The Android 3.0, Honeycomb designed keeping tablets in mind was released in Feb 2011 followed by two rapid bug-fix versions like 3.1 and 3.2, which came out in July and August 2011 respectively. The main features of Honeycomb OS were optimized Tablet UI, revamped widgets and better multitasking, private browsing, USB Host, Dual-pane modes for address book, e-mail, redesigned keyboard and improved copy/paste video chatting with Google Talk, 3D graphics support, multi-select, clipboard, and drag-and-drop option, New APIs for Bluetooth A2DP and HSP and full-screen-mode photo gallery.
Android 4.0 (Ice Cream Sandwich)
Android 4.0, also known as Ice Cream Sandwich was first released in Oct 2011 and updated in March 2012. The OS is designed to work both on smartphones and tablets. The release introduced the ability to use software buttons on the touchscreen instead of hardware buttons for things like Home, Back, and Menu. Android 4.0 OS also includes virtual buttons, Face Unlock, Android Beam, revamped Gmail user interface, saving web pages offline, Roboto a new typeface, improved voice integration and copy and paste, new camera capabilities, screenshot option and more.
Android 4.1 (Jelly Bean)
The most recently released Android 4.1 OS, codenamed Jelly Bean aims to improve the user interface and performance, using items such as touch anticipation, enhanced vsync timing, triple buffering in the graphics pipelines, enhancements to Android Beam, addition of Google Now, multichannel audio, and USB audio. The overall experience is supposed to be “buttery smooth” so that the user feels the device responding to input immediately.

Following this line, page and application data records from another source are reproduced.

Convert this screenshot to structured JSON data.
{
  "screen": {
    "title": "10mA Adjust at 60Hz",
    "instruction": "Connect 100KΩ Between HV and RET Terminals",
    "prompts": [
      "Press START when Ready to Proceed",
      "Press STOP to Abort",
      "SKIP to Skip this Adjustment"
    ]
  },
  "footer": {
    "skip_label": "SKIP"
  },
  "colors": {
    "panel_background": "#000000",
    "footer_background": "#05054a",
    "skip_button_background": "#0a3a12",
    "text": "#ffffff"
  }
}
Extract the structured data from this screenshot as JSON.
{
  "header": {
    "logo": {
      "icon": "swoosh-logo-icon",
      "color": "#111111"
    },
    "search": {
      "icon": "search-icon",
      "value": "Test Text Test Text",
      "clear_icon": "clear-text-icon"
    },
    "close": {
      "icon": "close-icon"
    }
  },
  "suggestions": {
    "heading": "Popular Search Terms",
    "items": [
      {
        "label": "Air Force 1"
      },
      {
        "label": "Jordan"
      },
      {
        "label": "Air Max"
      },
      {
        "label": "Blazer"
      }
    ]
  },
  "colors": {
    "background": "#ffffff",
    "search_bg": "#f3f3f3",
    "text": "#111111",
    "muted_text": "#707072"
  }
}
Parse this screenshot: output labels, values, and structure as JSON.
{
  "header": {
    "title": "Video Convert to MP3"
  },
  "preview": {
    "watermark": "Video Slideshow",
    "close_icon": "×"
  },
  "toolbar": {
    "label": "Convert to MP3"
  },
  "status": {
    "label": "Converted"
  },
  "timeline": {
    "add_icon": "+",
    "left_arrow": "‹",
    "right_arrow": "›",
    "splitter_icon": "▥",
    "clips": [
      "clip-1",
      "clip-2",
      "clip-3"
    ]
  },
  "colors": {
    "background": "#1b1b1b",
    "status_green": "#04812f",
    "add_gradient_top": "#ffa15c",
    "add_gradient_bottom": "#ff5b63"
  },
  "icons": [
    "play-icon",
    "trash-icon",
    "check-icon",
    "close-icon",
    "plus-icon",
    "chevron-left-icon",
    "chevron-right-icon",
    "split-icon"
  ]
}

The expected features include File manager, Jelly Bean Lite – a lighter version of Android OS for midrange and lower end smartphones, integrated Google Chrome, Battery, Power Distribution and Efficient OS, Efficient Upgrade and more.
Android 4.4 (KitKat)
Google sent a shock through the Android community recently when it announced the next version of Android will be Android 4.4, KitKat. It came as a big twist from the long-standing expectation that this fall’s release would be numbered 5.0 and called Key Lime Pie. Google will primarily push Android 4.4 KitKat on its Nexus line, Nexus 5 and the rumored Nexus 11 tablet. Hopefully after that, LG Nexus 4, Nexus 7 2013, Nexus 7 2012 and Nexus 10 will also receive the update push eventually. Google isn’t confirming anything so far, but they have hinted what Android fans may expect on the next major version.
Our evolution story is by no means complete, as we are trying to pin down 4 years of technology revolution- so if we missed anything feel free to share with us in the comments. Keep visiting us for more updates.